Wilckens T, De Rijk R: Glucocorticoids and immune function: Unknown dimensions and new frontiers. Immunol Today 1997;18:418–424.
Munck A, Naray-Fejes-Toth A: Glucocorticoids and stress: Permissive and suppressive actions. Ann N Y Acad Sci 1994;746:115–130.
McGowan JE, Chesney PJ, Crossley KB, LaForce FM: Guidelines for the use of systemic glucocorticoids in the management of selection infections. J Infect Dis 1992;165:1–13.
Lathey JL, Spector SA: Unrestricted replication of human cytomegalovirus in hydrocortisone-treated macrophages. J Virol 1991;65:6371–6375.
Sheridan JF, Dobbs C, Jung J, Chu X, Konstantinos A, Padgett D, Glaser R: Stress-induced neuroendocrine modulation of viral pathogenesis and immunity. Ann N Y Acad Sci 1998;840:803–808.

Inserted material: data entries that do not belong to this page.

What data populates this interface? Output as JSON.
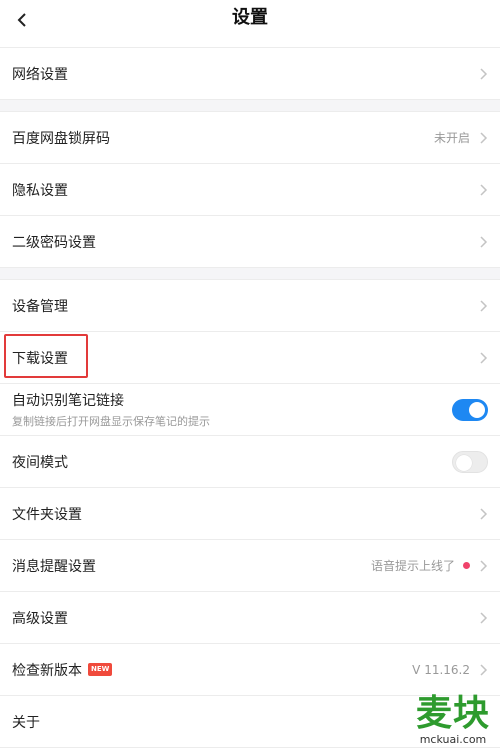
{
  "header": {
    "title": "设置",
    "back_icon": "chevron-left-icon"
  },
  "colors": {
    "accent": "#1e88f2",
    "highlight": "#e23a3a",
    "dot": "#f0436b",
    "badge": "#f04a3c",
    "watermark": "#2e9b2e"
  },
  "sections": {
    "network": {
      "label": "网络设置"
    },
    "lock": {
      "label": "百度网盘锁屏码",
      "value": "未开启"
    },
    "privacy": {
      "label": "隐私设置"
    },
    "secondary_password": {
      "label": "二级密码设置"
    },
    "devices": {
      "label": "设备管理"
    },
    "download": {
      "label": "下载设置"
    },
    "auto_note": {
      "label": "自动识别笔记链接",
      "sub": "复制链接后打开网盘显示保存笔记的提示",
      "enabled": true
    },
    "night_mode": {
      "label": "夜间模式",
      "enabled": false
    },
    "folder": {
      "label": "文件夹设置"
    },
    "notifications": {
      "label": "消息提醒设置",
      "value": "语音提示上线了"
    },
    "advanced": {
      "label": "高级设置"
    },
    "update": {
      "label": "检查新版本",
      "badge": "NEW",
      "value": "V 11.16.2"
    },
    "about": {
      "label": "关于"
    }
  },
  "watermark": {
    "big": "麦块",
    "small": "mckuai.com"
  }
}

Dobbs C, Vasquez M, Glaser R, Sheridan JF: Mechanisms of stress-induced modulation of viral pathogenesis and immunity. J Neuroimmunol 1993;48:151–160.
Schmidt DD, Schmidt PM, Cabtree BF, Hyun J, Anderson P, Smith C: The temporal relationship of psychosocial stress to cellular immunity and herpes labialis recurrence. Fam Med 1991;23:594–599.
Copyright / Drug Dosage / Disclaimer
Copyright: All rights reserved. No part of this publication may be translated into other languages, reproduced or utilized in any form or by any means, electronic or mechanical, including photocopying, recording, microcopying, or by any information storage and retrieval system, without permission in writing from the publisher.
Drug Dosage: The authors and the publisher have exerted every effort to ensure that drug selection and dosage set forth in this text are in accord with current recommendations and practice at the time of publication. However, in view of ongoing research, changes in government regulations, and the constant flow of information relating to drug therapy and drug reactions, the reader is urged to check the package insert for each drug for any changes in indications and dosage and for added warnings and precautions. This is particularly important when the recommended agent is a new and/or infrequently employed drug.
Disclaimer: The statements, opinions and data contained in this publication are solely those of the individual authors and contributors and not of the publishers and the editor(s). The appearance of advertisements or/and product references in the publication is not a warranty, endorsement, or approval of the products or services advertised or of their effectiveness, quality or safety. The publisher and the editor(s) disclaim responsibility for any injury to persons or property resulting from any ideas, methods, instructions or products referred to in the content or advertisements.
You do not currently have access to this content.